The visible expression of western society's most honoured values has historically been reflected in its physical skyline. For centuries, the church steeple kept watch over duty to God and man. The Eiffel Tower and Statue of Liberty were homages to national pride and personal freedom, while smokestacks and skyscrapers provided both image and means for commercial growth.
Today, the enormous sign that looms over Winnipeg's southern horizon is an unmistakable symbol of the great store that is a monument to inexpensive, pre-packaged personal gratification (IKEA puts it together for the city (Free Press, Nov. 29). For this city, the IKEA monolith has risen to the height of cultural icon and, as in the past, we gratefully embrace that which we value most.
Got what he deserved
Re: Conflict law is perverse, (Free Press, editorial, Nov. 27).
It is well known in the human resources field that the fastest way to get fired is to get caught stealing anything, no matter how big or small from your employer. Conflict is not too different. People are using their positions to obtain power in a transaction that ordinary people don't have. Elected officials can "steal" the power afforded to them by the electorate and use it for personal advantage. The gist of this editorial is that Rob Ford's punishment does not fit his crime. Elected officials are in a position of trust and should conduct their business affairs in a manner that is beyond question.

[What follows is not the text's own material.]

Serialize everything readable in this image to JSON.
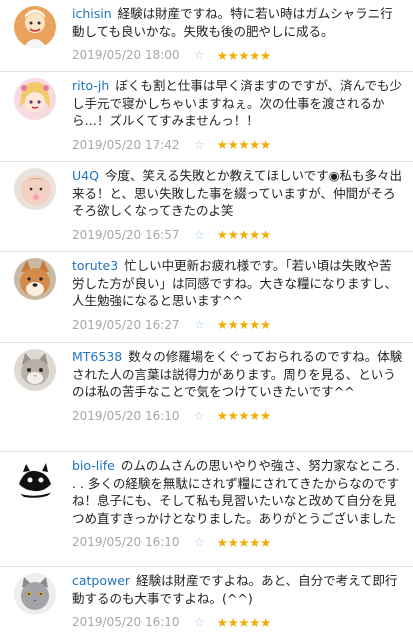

That is likely why the legislation is written the way it is. Ford's punishment is entirely appropriate.
It is too bad that Ford and Katz just don't get it.
TOM R. PEARSON
Is the premier a leader?
When Gary Doer was premier, he entertained a member of the Kennedy family on the east side of Lake Winnipeg, and the Kennedy member was so impressed with the wilderness that he wanted Manitoba to preserve it.
This is a little bit of history, at the expense of Manitobans. Gary went on to better things, but the economy has had an effect on Manitoba Hydro. Greg Selinger was chosen leader of Gary's party and won the next election on issues unrelated to the wilderness area. He is now seeing the light and re-examining the Hydro plans for Conawapa and Keeyask, largely because the lucrative export market has dried up. Manitoba Hydro has reported a loss for the first six months of the current fiscal year. Can Selinger demonstrate he is a leader and save Manitoba Hydro $1 billion by rerouting the Bipole III transmission line to the east side of Lake Winnipeg or delaying it for a period of time until the economy improves? He could also follow the Manitoba Hydro Act, which does not condone the waste of money by Manitoba Hydro.
Think of it: This is the chance for Selinger to demonstrate his leadership of and for Manitobans.
Len A. BATEMAN